“We want to fight this virus for all Americans and this means soldiers on the front lines, health care workers, police, firefighters – but delivering food to people is an essential activity,” Leigh said. “Those companies should open their coffers and provide funds for these drivers to provide some regular standard of living to whatever they’ve had in the last several months on average. These companies should provide that level of support.”
Some companies, including food delivery and Amazon are looking to hire gig workers to meet an increasing demand as people are ordered to stay home, restaurants are closed and long lines are forming at supermarkets, where shoppers find empty shelves.
Government officials reported this week that 281,000 Americans filed for unemployment benefits, a 33 percent jump over the week before and the largest since 1992. On Friday, Goldman Sachs economists predicted 2.25 million Americans will file for unemployment benefits this week.
Weil said it’s possible the COVID-19 outbreak could lead to legislation to help independent workers, including calls for comprehensive health care coverage.
“This has made it very clear for why it’s essential,” he said. “Paid sick leave and paid time off was starting to come up to a national stage. I think this brings it center stage. So many millions of workers are not protected under any laws.”
California tried to provide the protections for gig workers last year when the legislature passed and Gov. Gavin Newsom signed AB5, a measure that requires companies like Uber and Grubhub to provide workplace benefits and protections for independent contractors if the worker performs 35 jobs for a single company. Uber and other similar companies opposed the measure, but so did many of the people it was designed to help — the musicians, freelance writers, drivers and others who fear the limit will cost them individual gigs and the freedom to set their own schedules.
California tried to provide the protections for gig workers last year when the legislature passed and Gov. Gavin Newsom signed AB5, a measure that requires companies like Uber and Grubhub to provide workplace benefits and protections for independent contractors if the worker performs 35 jobs for a single company. Many labor officials believe those workers are misclassified as independents. Some gig workers oppose the limits, saying it hurts their efforts to get jobs and restricts their freedom to set their own schedules.
Although gig workers don’t qualify for unemployment benefits, they might believe their work is integral to a business. They may be able to apply for benefits with a misclassification claim, said Julie Su, secretary for the California Labor and Workforce Development Agency..
“I would say we are lucky to live in California, where there are protections for employees and we have strong laws that address misclassification,” Su said.
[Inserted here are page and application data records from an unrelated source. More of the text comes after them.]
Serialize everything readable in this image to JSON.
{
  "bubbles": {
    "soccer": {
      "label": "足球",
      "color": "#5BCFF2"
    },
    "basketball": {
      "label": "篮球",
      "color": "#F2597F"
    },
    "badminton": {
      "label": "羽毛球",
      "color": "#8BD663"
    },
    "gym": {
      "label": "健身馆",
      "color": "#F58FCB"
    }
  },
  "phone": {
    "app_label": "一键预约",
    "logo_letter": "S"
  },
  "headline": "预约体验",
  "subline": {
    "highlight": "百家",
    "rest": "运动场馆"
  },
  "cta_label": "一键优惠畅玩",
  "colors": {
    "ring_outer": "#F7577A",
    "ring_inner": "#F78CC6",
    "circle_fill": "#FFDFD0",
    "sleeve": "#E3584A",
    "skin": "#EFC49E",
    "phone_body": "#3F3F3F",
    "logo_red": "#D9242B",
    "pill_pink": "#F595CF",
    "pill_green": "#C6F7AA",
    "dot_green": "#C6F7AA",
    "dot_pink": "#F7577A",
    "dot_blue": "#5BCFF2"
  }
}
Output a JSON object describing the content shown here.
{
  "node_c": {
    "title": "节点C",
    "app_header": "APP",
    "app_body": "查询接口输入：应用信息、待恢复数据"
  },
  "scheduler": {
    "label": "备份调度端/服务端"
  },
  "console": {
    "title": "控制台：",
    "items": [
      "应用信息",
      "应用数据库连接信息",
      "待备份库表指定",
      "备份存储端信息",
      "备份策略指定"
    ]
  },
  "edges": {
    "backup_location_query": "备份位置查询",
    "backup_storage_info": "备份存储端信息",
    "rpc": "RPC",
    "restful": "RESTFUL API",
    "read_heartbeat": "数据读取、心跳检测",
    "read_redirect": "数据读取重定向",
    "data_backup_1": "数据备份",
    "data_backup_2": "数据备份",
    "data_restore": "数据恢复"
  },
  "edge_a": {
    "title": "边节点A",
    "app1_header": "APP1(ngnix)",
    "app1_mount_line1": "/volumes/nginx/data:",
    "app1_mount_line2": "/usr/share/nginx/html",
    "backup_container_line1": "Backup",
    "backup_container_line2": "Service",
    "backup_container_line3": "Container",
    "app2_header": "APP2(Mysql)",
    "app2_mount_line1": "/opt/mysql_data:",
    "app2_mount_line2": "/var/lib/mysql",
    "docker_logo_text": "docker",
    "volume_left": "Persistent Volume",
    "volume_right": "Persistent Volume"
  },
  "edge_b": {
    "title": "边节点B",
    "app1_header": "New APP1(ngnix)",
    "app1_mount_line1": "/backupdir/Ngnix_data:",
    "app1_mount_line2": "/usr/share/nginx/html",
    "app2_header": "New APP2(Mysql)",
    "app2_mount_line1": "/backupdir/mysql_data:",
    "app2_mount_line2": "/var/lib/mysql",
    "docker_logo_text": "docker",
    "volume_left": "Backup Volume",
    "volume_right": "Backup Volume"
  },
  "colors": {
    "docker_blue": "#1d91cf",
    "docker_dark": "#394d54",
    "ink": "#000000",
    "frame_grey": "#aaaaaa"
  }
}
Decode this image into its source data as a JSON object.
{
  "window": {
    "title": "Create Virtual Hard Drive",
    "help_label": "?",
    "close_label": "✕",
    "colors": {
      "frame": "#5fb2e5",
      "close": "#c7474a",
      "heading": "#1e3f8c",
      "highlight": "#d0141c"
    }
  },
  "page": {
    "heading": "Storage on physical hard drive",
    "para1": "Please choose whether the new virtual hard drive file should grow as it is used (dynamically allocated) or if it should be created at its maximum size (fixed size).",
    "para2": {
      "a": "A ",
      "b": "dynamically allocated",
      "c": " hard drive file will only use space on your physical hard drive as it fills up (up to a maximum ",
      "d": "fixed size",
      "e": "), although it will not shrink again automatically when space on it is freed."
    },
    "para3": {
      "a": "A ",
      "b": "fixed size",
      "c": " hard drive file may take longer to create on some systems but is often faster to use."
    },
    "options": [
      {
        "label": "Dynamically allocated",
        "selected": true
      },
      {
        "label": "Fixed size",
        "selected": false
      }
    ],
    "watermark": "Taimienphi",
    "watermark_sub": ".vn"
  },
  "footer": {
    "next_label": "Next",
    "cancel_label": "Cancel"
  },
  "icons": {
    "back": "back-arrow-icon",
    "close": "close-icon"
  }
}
In the meantime, Kreiswirth and Gache will hope for the best.
Kreiswirth, a drummer, keyboardist and vocalist who performs at clubs and in tribute band shows for artists including Elton John and Queen, said he is often asked what his real job is.
“This is my real job,” he said. “I worked with an automobile company in a corporate setting for 20 years. I left that job and I decided I wanted to do something that brings me joy. I don’t know if I could say the same if the AB5 goes into full effect. I don’t know what the future holds for me at the moment but I’m trying to be as positive as possible.”
Gache said she is also trying to remain positive.
“We are all in this together,” Gache said. “We have to have some sort of faith….Are we all going to be on the street? This can’t happen. Something is going to give. Things always work out. You’ve got to have hope, right?”
Kreiswirth said he is still scheduling 2021 dates.
“People believe this will be contained,” he said. “There will be some sort of antidote that takes care of everything. We are hopeful.”